Reproduce each record verbatim, images excluded.

-- THE DATA --
........
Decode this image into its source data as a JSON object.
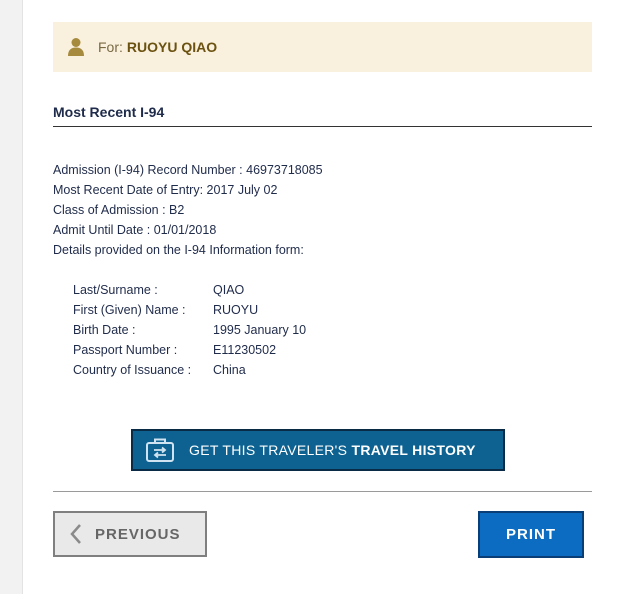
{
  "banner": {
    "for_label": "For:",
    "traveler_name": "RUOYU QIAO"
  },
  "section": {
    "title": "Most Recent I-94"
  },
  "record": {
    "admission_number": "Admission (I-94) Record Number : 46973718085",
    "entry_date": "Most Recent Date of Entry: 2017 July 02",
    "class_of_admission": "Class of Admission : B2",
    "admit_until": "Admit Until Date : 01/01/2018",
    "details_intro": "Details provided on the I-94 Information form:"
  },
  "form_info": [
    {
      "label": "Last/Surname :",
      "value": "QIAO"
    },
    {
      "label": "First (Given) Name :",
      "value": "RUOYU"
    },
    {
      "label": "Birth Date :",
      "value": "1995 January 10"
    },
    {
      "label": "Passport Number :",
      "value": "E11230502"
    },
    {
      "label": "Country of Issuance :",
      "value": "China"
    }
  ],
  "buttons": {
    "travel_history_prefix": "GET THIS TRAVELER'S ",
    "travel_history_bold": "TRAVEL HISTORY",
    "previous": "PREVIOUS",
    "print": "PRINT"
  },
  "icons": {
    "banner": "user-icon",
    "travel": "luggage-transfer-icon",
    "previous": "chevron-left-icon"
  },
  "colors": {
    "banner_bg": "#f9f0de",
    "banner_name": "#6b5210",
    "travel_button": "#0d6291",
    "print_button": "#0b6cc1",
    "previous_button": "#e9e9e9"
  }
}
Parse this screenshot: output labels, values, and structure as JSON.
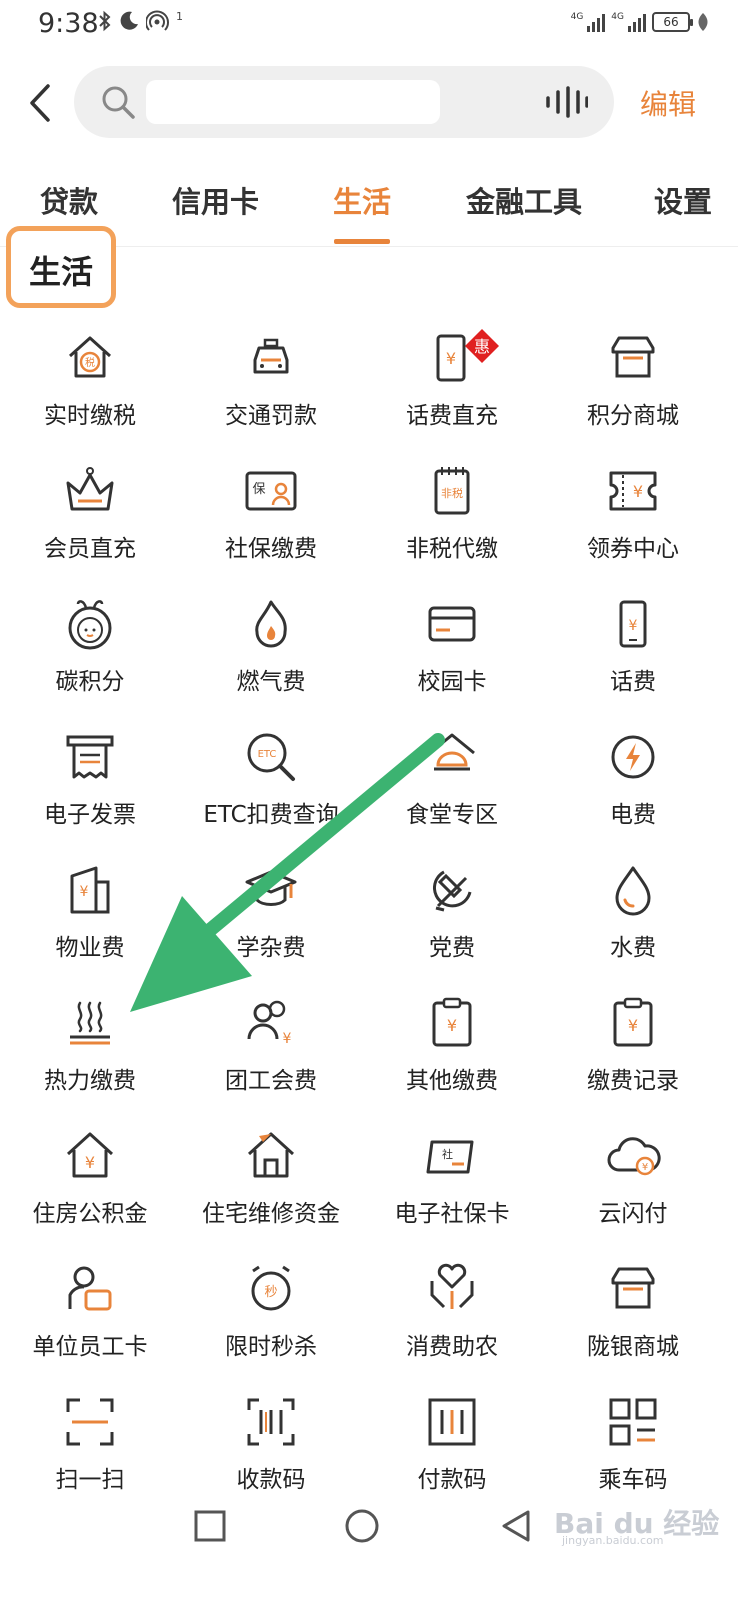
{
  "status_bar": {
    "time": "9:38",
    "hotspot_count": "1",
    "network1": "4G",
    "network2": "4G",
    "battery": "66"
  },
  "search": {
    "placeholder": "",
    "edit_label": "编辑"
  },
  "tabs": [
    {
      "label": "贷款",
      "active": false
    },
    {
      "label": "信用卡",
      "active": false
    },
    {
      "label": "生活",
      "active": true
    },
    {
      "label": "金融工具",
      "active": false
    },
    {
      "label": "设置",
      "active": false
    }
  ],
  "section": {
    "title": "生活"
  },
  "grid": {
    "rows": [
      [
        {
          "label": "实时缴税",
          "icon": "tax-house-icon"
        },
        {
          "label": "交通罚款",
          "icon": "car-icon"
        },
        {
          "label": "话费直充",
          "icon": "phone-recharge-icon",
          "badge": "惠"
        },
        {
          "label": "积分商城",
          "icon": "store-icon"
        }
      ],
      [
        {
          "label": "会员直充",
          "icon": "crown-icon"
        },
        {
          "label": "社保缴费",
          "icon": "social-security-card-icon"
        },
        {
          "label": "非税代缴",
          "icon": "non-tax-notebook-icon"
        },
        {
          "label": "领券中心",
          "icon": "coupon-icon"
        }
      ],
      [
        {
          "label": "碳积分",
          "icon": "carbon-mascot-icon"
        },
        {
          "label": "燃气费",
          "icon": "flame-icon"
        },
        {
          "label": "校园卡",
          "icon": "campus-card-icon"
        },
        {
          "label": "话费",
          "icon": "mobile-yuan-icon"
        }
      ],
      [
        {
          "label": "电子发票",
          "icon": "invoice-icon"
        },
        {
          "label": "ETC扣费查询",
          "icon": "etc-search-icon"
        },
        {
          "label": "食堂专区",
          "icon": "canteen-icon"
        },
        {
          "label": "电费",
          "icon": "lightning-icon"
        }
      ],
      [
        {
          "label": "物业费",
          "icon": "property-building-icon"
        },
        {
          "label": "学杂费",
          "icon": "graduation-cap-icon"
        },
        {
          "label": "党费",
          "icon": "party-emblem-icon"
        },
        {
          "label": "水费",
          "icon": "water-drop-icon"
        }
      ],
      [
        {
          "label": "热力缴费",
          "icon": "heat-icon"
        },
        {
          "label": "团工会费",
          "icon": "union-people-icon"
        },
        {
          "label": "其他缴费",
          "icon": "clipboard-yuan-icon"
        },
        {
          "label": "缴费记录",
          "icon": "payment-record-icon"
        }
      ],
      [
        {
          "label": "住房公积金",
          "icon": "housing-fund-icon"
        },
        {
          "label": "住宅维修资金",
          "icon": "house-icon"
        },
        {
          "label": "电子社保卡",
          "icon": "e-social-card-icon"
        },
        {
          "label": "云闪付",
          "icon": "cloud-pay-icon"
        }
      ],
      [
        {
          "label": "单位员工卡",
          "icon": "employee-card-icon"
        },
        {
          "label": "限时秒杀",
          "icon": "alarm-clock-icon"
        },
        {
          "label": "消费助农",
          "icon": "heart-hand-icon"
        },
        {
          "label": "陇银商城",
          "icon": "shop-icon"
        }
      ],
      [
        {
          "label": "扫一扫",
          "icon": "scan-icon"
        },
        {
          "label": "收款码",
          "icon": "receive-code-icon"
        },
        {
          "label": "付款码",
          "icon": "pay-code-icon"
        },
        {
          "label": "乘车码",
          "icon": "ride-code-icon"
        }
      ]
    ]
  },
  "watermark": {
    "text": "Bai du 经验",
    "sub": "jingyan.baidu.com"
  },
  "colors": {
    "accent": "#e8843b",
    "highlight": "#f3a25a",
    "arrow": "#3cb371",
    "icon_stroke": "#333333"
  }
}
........
-- SOLUTION TO THE PROBLEM --
Decode this image into its source data as a JSON object.
{
  "banner": {
    "for_label": "For:",
    "traveler_name": "RUOYU QIAO"
  },
  "section": {
    "title": "Most Recent I-94"
  },
  "record": {
    "admission_number": "Admission (I-94) Record Number : 46973718085",
    "entry_date": "Most Recent Date of Entry: 2017 July 02",
    "class_of_admission": "Class of Admission : B2",
    "admit_until": "Admit Until Date : 01/01/2018",
    "details_intro": "Details provided on the I-94 Information form:"
  },
  "form_info": [
    {
      "label": "Last/Surname :",
      "value": "QIAO"
    },
    {
      "label": "First (Given) Name :",
      "value": "RUOYU"
    },
    {
      "label": "Birth Date :",
      "value": "1995 January 10"
    },
    {
      "label": "Passport Number :",
      "value": "E11230502"
    },
    {
      "label": "Country of Issuance :",
      "value": "China"
    }
  ],
  "buttons": {
    "travel_history_prefix": "GET THIS TRAVELER'S ",
    "travel_history_bold": "TRAVEL HISTORY",
    "previous": "PREVIOUS",
    "print": "PRINT"
  },
  "icons": {
    "banner": "user-icon",
    "travel": "luggage-transfer-icon",
    "previous": "chevron-left-icon"
  },
  "colors": {
    "banner_bg": "#f9f0de",
    "banner_name": "#6b5210",
    "travel_button": "#0d6291",
    "print_button": "#0b6cc1",
    "previous_button": "#e9e9e9"
  }
}
Parse this screenshot: output labels, values, and structure as JSON.
{
  "status_bar": {
    "time": "9:38",
    "hotspot_count": "1",
    "network1": "4G",
    "network2": "4G",
    "battery": "66"
  },
  "search": {
    "placeholder": "",
    "edit_label": "编辑"
  },
  "tabs": [
    {
      "label": "贷款",
      "active": false
    },
    {
      "label": "信用卡",
      "active": false
    },
    {
      "label": "生活",
      "active": true
    },
    {
      "label": "金融工具",
      "active": false
    },
    {
      "label": "设置",
      "active": false
    }
  ],
  "section": {
    "title": "生活"
  },
  "grid": {
    "rows": [
      [
        {
          "label": "实时缴税",
          "icon": "tax-house-icon"
        },
        {
          "label": "交通罚款",
          "icon": "car-icon"
        },
        {
          "label": "话费直充",
          "icon": "phone-recharge-icon",
          "badge": "惠"
        },
        {
          "label": "积分商城",
          "icon": "store-icon"
        }
      ],
      [
        {
          "label": "会员直充",
          "icon": "crown-icon"
        },
        {
          "label": "社保缴费",
          "icon": "social-security-card-icon"
        },
        {
          "label": "非税代缴",
          "icon": "non-tax-notebook-icon"
        },
        {
          "label": "领券中心",
          "icon": "coupon-icon"
        }
      ],
      [
        {
          "label": "碳积分",
          "icon": "carbon-mascot-icon"
        },
        {
          "label": "燃气费",
          "icon": "flame-icon"
        },
        {
          "label": "校园卡",
          "icon": "campus-card-icon"
        },
        {
          "label": "话费",
          "icon": "mobile-yuan-icon"
        }
      ],
      [
        {
          "label": "电子发票",
          "icon": "invoice-icon"
        },
        {
          "label": "ETC扣费查询",
          "icon": "etc-search-icon"
        },
        {
          "label": "食堂专区",
          "icon": "canteen-icon"
        },
        {
          "label": "电费",
          "icon": "lightning-icon"
        }
      ],
      [
        {
          "label": "物业费",
          "icon": "property-building-icon"
        },
        {
          "label": "学杂费",
          "icon": "graduation-cap-icon"
        },
        {
          "label": "党费",
          "icon": "party-emblem-icon"
        },
        {
          "label": "水费",
          "icon": "water-drop-icon"
        }
      ],
      [
        {
          "label": "热力缴费",
          "icon": "heat-icon"
        },
        {
          "label": "团工会费",
          "icon": "union-people-icon"
        },
        {
          "label": "其他缴费",
          "icon": "clipboard-yuan-icon"
        },
        {
          "label": "缴费记录",
          "icon": "payment-record-icon"
        }
      ],
      [
        {
          "label": "住房公积金",
          "icon": "housing-fund-icon"
        },
        {
          "label": "住宅维修资金",
          "icon": "house-icon"
        },
        {
          "label": "电子社保卡",
          "icon": "e-social-card-icon"
        },
        {
          "label": "云闪付",
          "icon": "cloud-pay-icon"
        }
      ],
      [
        {
          "label": "单位员工卡",
          "icon": "employee-card-icon"
        },
        {
          "label": "限时秒杀",
          "icon": "alarm-clock-icon"
        },
        {
          "label": "消费助农",
          "icon": "heart-hand-icon"
        },
        {
          "label": "陇银商城",
          "icon": "shop-icon"
        }
      ],
      [
        {
          "label": "扫一扫",
          "icon": "scan-icon"
        },
        {
          "label": "收款码",
          "icon": "receive-code-icon"
        },
        {
          "label": "付款码",
          "icon": "pay-code-icon"
        },
        {
          "label": "乘车码",
          "icon": "ride-code-icon"
        }
      ]
    ]
  },
  "watermark": {
    "text": "Bai du 经验",
    "sub": "jingyan.baidu.com"
  },
  "colors": {
    "accent": "#e8843b",
    "highlight": "#f3a25a",
    "arrow": "#3cb371",
    "icon_stroke": "#333333"
  }
}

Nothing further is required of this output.